At 25 years old, I thought I had it all – dream job, great boyfriend, optimistic attitude and a body that looked and felt like it could do anything. I spent my free time lifting weights, running, surfing, salsa dancing and planning outdoor adventures. THIS was the life I had imagined for myself. Then, several millimeters changed it all. I was working as a firefighter/paramedic, “throwing ladders,” where you carry a 24-foot ladder on your shoulder and then throw it into a vertical position, to enter the second story window of a building. You know, life-saving stuff. Super cool move and really fun training – until my back decided, “no más.” Years of training to be a bad-ass, and all it took to knock me down were two little discs in my spine moving a matter of millimeters out of their proper position. I had learned to revive patients from cardiac arrest and to identify brain injury, but I didn’t know a thing about the discs in my spine. This incident became the greatest motivator to learn everything I could about them.
As a paramedic, I was pretty comfortable in the hospital setting and accustomed to watching doctors save people in the emergency room. Naturally, I thought seeing a doctor for my back injury would lead to a clear and quick solution. Not the case. It became a nightmare trying to resolve my pain with a solution that didn’t require me to stay medicated beyond function or include injections, nerve blocks and removing the discs altogether. After months of pain, and several doctors, I became severely depressed. My life was starting to take the tune of one of those old country songs: I’m gonna lose my job, my boyfriend left me, feeling so alone and all I can do is drink this pain away. I probably would have written my own song if it didn’t hurt so much to sit down. I was a far cry from my hip shaking Latin dance days.
Then, I met a progressive neurosurgeon who recommended that I do Pilates to not only treat my back pain, but also to prevent further injury in the future. It was 2006. I had never heard of Pilates nor had anyone I knew at the time. I discovered that my local gym (where I used to lift weights) offered Pilates classes. I cried half way through my first class. I’m still not sure if I cried more because of my back pain or because my ego was so pained by the women twice my age doing these little tiny movements that my body couldn’t seem to understand. I was frustrated with myself, but by the end of the class, I felt better than I had in six months. And, THAT made it worth it. In fact, it changed everything. I became a Pilates regular. I started creating my own “physical therapy” routines from the Pilates moves I learned in class. I was dedicated to practicing twice a day. I could feel my body changing with the practice. And, as my body began to change, so did my mindset. I started to feel the pre-injury version of myself return, the me that I actually liked. Enter the real core strengthening power of Pilates!
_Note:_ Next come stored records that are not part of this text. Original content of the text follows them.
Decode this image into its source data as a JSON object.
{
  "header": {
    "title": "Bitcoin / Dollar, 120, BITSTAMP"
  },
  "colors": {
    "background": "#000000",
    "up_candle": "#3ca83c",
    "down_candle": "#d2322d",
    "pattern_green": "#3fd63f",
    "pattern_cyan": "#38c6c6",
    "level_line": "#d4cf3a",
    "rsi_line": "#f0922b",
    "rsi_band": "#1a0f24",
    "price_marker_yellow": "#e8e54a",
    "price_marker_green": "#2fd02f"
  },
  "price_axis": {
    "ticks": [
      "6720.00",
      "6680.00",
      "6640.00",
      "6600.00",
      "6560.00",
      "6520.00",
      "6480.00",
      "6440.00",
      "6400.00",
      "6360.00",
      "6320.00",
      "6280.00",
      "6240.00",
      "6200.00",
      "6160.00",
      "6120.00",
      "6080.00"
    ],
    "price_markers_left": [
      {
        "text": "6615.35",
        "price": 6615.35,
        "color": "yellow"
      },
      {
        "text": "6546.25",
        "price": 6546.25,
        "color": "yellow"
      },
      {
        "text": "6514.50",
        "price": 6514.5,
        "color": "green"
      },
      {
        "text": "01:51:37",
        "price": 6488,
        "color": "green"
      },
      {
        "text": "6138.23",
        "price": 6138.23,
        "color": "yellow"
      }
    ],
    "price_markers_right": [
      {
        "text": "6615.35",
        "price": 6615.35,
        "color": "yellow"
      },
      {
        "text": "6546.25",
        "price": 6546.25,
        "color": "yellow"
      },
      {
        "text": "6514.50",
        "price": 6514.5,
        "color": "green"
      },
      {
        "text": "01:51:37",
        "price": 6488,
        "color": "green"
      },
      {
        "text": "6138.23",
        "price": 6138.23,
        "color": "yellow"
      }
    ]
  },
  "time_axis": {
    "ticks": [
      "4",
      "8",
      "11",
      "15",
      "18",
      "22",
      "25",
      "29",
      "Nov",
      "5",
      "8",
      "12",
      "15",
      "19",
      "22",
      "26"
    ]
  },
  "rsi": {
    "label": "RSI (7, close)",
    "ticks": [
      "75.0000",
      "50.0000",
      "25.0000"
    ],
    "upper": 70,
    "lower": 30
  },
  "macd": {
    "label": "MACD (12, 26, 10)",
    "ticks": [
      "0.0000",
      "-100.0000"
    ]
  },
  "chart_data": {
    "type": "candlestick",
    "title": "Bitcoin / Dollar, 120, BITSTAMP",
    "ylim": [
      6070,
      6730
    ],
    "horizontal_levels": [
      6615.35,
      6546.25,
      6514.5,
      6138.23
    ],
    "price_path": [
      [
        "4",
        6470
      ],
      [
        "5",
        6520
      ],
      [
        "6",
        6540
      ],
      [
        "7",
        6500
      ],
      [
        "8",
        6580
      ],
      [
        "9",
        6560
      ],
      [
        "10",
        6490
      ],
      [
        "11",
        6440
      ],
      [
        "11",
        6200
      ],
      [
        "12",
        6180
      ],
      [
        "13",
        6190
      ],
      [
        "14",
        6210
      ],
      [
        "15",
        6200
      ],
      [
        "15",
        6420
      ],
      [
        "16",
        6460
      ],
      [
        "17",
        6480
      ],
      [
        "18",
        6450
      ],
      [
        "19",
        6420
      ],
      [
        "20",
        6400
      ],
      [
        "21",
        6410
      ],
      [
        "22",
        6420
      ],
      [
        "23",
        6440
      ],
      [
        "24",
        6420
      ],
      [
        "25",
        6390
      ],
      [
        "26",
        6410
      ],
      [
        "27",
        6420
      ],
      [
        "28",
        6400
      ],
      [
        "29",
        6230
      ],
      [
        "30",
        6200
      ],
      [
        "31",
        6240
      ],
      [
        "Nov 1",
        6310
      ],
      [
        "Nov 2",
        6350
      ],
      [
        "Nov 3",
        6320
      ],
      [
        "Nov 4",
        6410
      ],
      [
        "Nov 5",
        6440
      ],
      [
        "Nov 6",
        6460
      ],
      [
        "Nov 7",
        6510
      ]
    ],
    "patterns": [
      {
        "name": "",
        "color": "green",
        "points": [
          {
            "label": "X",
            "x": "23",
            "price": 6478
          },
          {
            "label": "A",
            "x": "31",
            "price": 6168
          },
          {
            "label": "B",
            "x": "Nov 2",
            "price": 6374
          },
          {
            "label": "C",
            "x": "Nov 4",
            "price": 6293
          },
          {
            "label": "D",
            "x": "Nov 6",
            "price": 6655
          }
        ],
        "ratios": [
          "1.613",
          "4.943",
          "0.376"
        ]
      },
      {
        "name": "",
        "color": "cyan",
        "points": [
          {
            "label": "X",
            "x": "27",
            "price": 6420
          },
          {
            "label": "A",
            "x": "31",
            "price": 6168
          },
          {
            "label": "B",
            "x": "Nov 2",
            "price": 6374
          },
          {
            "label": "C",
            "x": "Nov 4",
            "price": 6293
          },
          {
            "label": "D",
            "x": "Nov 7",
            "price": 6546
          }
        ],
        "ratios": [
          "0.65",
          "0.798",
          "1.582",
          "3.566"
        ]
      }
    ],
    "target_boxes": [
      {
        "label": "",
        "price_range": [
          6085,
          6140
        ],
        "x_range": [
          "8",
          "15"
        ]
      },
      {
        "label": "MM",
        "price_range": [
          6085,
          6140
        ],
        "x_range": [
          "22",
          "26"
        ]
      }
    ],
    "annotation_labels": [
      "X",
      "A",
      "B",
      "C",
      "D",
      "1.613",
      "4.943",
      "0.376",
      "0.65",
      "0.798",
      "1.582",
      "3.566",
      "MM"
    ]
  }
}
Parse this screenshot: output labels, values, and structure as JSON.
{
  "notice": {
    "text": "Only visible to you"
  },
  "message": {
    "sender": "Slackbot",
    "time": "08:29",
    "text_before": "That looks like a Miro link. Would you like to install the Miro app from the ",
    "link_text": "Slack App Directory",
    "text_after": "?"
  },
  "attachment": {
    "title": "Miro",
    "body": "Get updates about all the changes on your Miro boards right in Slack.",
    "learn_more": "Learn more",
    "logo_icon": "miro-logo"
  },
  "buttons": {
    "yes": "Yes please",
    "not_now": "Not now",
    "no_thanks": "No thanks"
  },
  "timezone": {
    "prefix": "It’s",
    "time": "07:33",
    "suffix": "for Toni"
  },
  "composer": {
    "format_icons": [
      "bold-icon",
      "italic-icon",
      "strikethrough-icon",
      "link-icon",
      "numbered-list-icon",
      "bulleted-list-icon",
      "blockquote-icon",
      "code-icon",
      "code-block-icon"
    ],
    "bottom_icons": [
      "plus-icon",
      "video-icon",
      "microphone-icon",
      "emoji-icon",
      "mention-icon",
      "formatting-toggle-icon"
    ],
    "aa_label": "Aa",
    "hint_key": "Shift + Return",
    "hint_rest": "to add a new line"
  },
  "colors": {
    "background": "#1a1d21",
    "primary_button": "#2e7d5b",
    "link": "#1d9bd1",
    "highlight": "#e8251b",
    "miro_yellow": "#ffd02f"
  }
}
It’s been almost 17 years since my initial injury. When I injured myself at 25, there were moments when I thought my life was over. Now, at 42, I’m healthier in both mind and body because of my Pilates practice. And, I’ve found a new career teaching Pilates and yoga in my studio and online. Being a firefighter/paramedic was so rewarding, but I’m now saving lives, in a very different way, through Pilates.
If you’ve had a back injury, you can likely relate to my story. If you’re a Pilates teacher, trust me when I tell you that you have no idea how many lives you’ve touched and how deeply you’ve touched them.
To my first Pilates teacher, Odile Zelenak, thank you for teaching me self-empowerment and healing through Pilates. I strive to help others as much as you helped me.
To learn more about how movement professionals are implementing Pilates and other modalities for patients in pain management, attend our Virtual Pilates on Tour Event: “Pain and the Healing Potential of Movement” on April 2.